# [REQUIRED WORK]
Would you please output the data exactly, omitting no line?

# [EXTRACTED DATA]

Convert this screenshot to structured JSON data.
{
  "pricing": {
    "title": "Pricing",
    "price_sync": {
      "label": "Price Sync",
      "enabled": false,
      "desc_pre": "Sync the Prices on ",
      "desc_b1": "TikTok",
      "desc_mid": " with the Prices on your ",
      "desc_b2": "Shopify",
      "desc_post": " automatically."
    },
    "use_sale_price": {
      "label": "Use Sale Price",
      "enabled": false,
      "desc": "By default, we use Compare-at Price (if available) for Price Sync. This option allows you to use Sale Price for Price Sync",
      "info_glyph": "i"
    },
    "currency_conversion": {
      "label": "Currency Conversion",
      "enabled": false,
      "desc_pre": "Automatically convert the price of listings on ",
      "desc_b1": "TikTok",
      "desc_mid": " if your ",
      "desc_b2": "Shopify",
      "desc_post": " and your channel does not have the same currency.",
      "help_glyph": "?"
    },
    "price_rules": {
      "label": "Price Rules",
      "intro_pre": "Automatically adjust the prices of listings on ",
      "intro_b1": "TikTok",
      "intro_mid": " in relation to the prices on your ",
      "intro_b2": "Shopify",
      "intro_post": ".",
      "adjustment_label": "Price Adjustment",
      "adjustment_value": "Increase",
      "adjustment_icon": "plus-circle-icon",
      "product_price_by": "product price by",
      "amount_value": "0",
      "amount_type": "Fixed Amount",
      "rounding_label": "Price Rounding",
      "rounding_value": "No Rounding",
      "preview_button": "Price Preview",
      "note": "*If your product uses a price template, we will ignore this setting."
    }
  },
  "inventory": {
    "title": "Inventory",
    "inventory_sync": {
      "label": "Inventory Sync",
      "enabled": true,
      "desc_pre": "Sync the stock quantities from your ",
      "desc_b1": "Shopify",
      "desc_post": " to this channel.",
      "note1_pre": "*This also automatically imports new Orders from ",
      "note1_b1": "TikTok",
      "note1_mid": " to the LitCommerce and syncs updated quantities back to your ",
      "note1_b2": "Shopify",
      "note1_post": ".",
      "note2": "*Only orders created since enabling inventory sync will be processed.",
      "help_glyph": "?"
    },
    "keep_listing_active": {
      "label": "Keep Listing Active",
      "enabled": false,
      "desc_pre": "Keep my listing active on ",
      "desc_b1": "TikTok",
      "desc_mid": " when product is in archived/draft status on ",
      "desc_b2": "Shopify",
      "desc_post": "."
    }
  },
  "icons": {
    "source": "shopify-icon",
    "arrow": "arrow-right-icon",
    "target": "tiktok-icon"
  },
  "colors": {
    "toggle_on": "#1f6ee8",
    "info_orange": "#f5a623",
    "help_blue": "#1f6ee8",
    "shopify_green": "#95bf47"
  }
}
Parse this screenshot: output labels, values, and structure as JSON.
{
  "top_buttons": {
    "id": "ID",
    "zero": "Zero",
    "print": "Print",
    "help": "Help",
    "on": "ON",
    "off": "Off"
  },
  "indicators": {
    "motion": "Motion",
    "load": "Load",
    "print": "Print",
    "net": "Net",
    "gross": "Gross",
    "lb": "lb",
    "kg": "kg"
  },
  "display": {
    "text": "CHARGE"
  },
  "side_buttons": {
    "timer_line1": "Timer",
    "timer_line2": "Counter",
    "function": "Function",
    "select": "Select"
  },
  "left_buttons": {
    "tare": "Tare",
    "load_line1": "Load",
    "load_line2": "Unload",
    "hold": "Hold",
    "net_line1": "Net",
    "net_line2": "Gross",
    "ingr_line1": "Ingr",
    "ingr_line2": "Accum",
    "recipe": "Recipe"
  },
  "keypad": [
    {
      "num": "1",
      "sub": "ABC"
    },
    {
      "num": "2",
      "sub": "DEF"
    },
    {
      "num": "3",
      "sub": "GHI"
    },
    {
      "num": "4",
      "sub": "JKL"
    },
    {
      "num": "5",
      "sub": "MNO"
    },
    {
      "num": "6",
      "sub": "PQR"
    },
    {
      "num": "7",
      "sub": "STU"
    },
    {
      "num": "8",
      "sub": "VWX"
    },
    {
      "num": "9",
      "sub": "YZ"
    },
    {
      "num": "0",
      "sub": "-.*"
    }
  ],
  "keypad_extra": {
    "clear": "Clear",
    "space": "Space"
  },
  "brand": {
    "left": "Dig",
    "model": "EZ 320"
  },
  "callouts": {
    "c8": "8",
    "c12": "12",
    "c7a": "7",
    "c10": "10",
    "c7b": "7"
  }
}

# [WRITTEN RESPONSE]
Convert this screenshot to structured JSON data.
{
  "pricing": {
    "title": "Pricing",
    "price_sync": {
      "label": "Price Sync",
      "enabled": false,
      "desc_pre": "Sync the Prices on ",
      "desc_b1": "TikTok",
      "desc_mid": " with the Prices on your ",
      "desc_b2": "Shopify",
      "desc_post": " automatically."
    },
    "use_sale_price": {
      "label": "Use Sale Price",
      "enabled": false,
      "desc": "By default, we use Compare-at Price (if available) for Price Sync. This option allows you to use Sale Price for Price Sync",
      "info_glyph": "i"
    },
    "currency_conversion": {
      "label": "Currency Conversion",
      "enabled": false,
      "desc_pre": "Automatically convert the price of listings on ",
      "desc_b1": "TikTok",
      "desc_mid": " if your ",
      "desc_b2": "Shopify",
      "desc_post": " and your channel does not have the same currency.",
      "help_glyph": "?"
    },
    "price_rules": {
      "label": "Price Rules",
      "intro_pre": "Automatically adjust the prices of listings on ",
      "intro_b1": "TikTok",
      "intro_mid": " in relation to the prices on your ",
      "intro_b2": "Shopify",
      "intro_post": ".",
      "adjustment_label": "Price Adjustment",
      "adjustment_value": "Increase",
      "adjustment_icon": "plus-circle-icon",
      "product_price_by": "product price by",
      "amount_value": "0",
      "amount_type": "Fixed Amount",
      "rounding_label": "Price Rounding",
      "rounding_value": "No Rounding",
      "preview_button": "Price Preview",
      "note": "*If your product uses a price template, we will ignore this setting."
    }
  },
  "inventory": {
    "title": "Inventory",
    "inventory_sync": {
      "label": "Inventory Sync",
      "enabled": true,
      "desc_pre": "Sync the stock quantities from your ",
      "desc_b1": "Shopify",
      "desc_post": " to this channel.",
      "note1_pre": "*This also automatically imports new Orders from ",
      "note1_b1": "TikTok",
      "note1_mid": " to the LitCommerce and syncs updated quantities back to your ",
      "note1_b2": "Shopify",
      "note1_post": ".",
      "note2": "*Only orders created since enabling inventory sync will be processed.",
      "help_glyph": "?"
    },
    "keep_listing_active": {
      "label": "Keep Listing Active",
      "enabled": false,
      "desc_pre": "Keep my listing active on ",
      "desc_b1": "TikTok",
      "desc_mid": " when product is in archived/draft status on ",
      "desc_b2": "Shopify",
      "desc_post": "."
    }
  },
  "icons": {
    "source": "shopify-icon",
    "arrow": "arrow-right-icon",
    "target": "tiktok-icon"
  },
  "colors": {
    "toggle_on": "#1f6ee8",
    "info_orange": "#f5a623",
    "help_blue": "#1f6ee8",
    "shopify_green": "#95bf47"
  }
}
Parse this screenshot: output labels, values, and structure as JSON.
{
  "top_buttons": {
    "id": "ID",
    "zero": "Zero",
    "print": "Print",
    "help": "Help",
    "on": "ON",
    "off": "Off"
  },
  "indicators": {
    "motion": "Motion",
    "load": "Load",
    "print": "Print",
    "net": "Net",
    "gross": "Gross",
    "lb": "lb",
    "kg": "kg"
  },
  "display": {
    "text": "CHARGE"
  },
  "side_buttons": {
    "timer_line1": "Timer",
    "timer_line2": "Counter",
    "function": "Function",
    "select": "Select"
  },
  "left_buttons": {
    "tare": "Tare",
    "load_line1": "Load",
    "load_line2": "Unload",
    "hold": "Hold",
    "net_line1": "Net",
    "net_line2": "Gross",
    "ingr_line1": "Ingr",
    "ingr_line2": "Accum",
    "recipe": "Recipe"
  },
  "keypad": [
    {
      "num": "1",
      "sub": "ABC"
    },
    {
      "num": "2",
      "sub": "DEF"
    },
    {
      "num": "3",
      "sub": "GHI"
    },
    {
      "num": "4",
      "sub": "JKL"
    },
    {
      "num": "5",
      "sub": "MNO"
    },
    {
      "num": "6",
      "sub": "PQR"
    },
    {
      "num": "7",
      "sub": "STU"
    },
    {
      "num": "8",
      "sub": "VWX"
    },
    {
      "num": "9",
      "sub": "YZ"
    },
    {
      "num": "0",
      "sub": "-.*"
    }
  ],
  "keypad_extra": {
    "clear": "Clear",
    "space": "Space"
  },
  "brand": {
    "left": "Dig",
    "model": "EZ 320"
  },
  "callouts": {
    "c8": "8",
    "c12": "12",
    "c7a": "7",
    "c10": "10",
    "c7b": "7"
  }
}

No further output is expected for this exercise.